Of course, government policy and the much publicised present economic constraints and cutbacks are also of serious concern to this woman whose life in education was truly vocational in her vision.
“Ireland’s international ranking regarding spending on education is relatively poor. There is a major anomaly in post-primary education that needs to be rectified in the interests of justice. The voluntary secondary schools – in relation to the community, comprehensive and vocational sectors – are already seriously disadvantaged in terms of annual grants. Traditionally, the actual capitation they get for each pupil is around €100 less than their counterparts in the other sectors. This automatically means these schools have more fundraising pressures,” Mary Ryan argues.

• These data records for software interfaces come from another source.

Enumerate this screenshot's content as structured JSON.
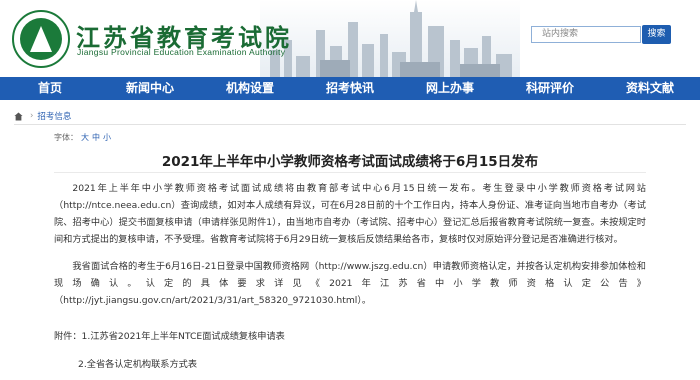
{
  "header": {
    "title": "江苏省教育考试院",
    "subtitle": "Jiangsu Provincial Education Examination Authority",
    "search_placeholder": "站内搜索",
    "search_button": "搜索"
  },
  "nav": {
    "items": [
      "首页",
      "新闻中心",
      "机构设置",
      "招考快讯",
      "网上办事",
      "科研评价",
      "资料文献"
    ]
  },
  "breadcrumb": {
    "current": "招考信息"
  },
  "font_size": {
    "label": "字体：",
    "large": "大",
    "medium": "中",
    "small": "小"
  },
  "article": {
    "title": "2021年上半年中小学教师资格考试面试成绩将于6月15日发布",
    "para1": "2021年上半年中小学教师资格考试面试成绩将由教育部考试中心6月15日统一发布。考生登录中小学教师资格考试网站（http://ntce.neea.edu.cn）查询成绩，如对本人成绩有异议，可在6月28日前的十个工作日内，持本人身份证、准考证向当地市自考办（考试院、招考中心）提交书面复核申请（申请样张见附件1），由当地市自考办（考试院、招考中心）登记汇总后报省教育考试院统一复查。未按规定时间和方式提出的复核申请，不予受理。省教育考试院将于6月29日统一复核后反馈结果给各市，复核时仅对原始评分登记是否准确进行核对。",
    "para2": "我省面试合格的考生于6月16日-21日登录中国教师资格网（http://www.jszg.edu.cn）申请教师资格认定，并按各认定机构安排参加体检和现场确认。认定的具体要求详见《2021年江苏省中小学教师资格认定公告》（http://jyt.jiangsu.gov.cn/art/2021/3/31/art_58320_9721030.html）。",
    "attachment1": "附件：1.江苏省2021年上半年NTCE面试成绩复核申请表",
    "attachment2": "2.全省各认定机构联系方式表"
  },
  "colors": {
    "nav_bg": "#1f5db3",
    "brand_green": "#1a6b34",
    "link": "#2a5fb0"
  }
}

She deplores the reductions in the Special Education Needs Allocation and the capping of the numbers of Special Needs Assistants (SNAs) .
“It will lead to severe pressure on school management to provide adequate and appropriate support for the pupils with the greatest needs. ”
Add in the proposed changes to the pupil-teacher ratio and, according to Mary, unacceptable retrograde steps are about to be implemented
“Only six of the 30 other OECD countries have a bigger pupil-teacher ratio than in Ireland,” she warns ominously. “The consequences at second-level are not just an extra pupil in a class. It will also mean dropping minority subjects like Chemistry and Physics – the very subjects being flagged as pivotal to the future reinvigoration of the economy. This will also have an impact on such subjects as Music and Economics and will lead to the teaching of Higher Level and Lower Level subjects in the same classroom.”
Mary Ryan is categorical: “The education of younger people should not be compromised at all.”
After all: “Mol an óige agus tiocfaidh sí.”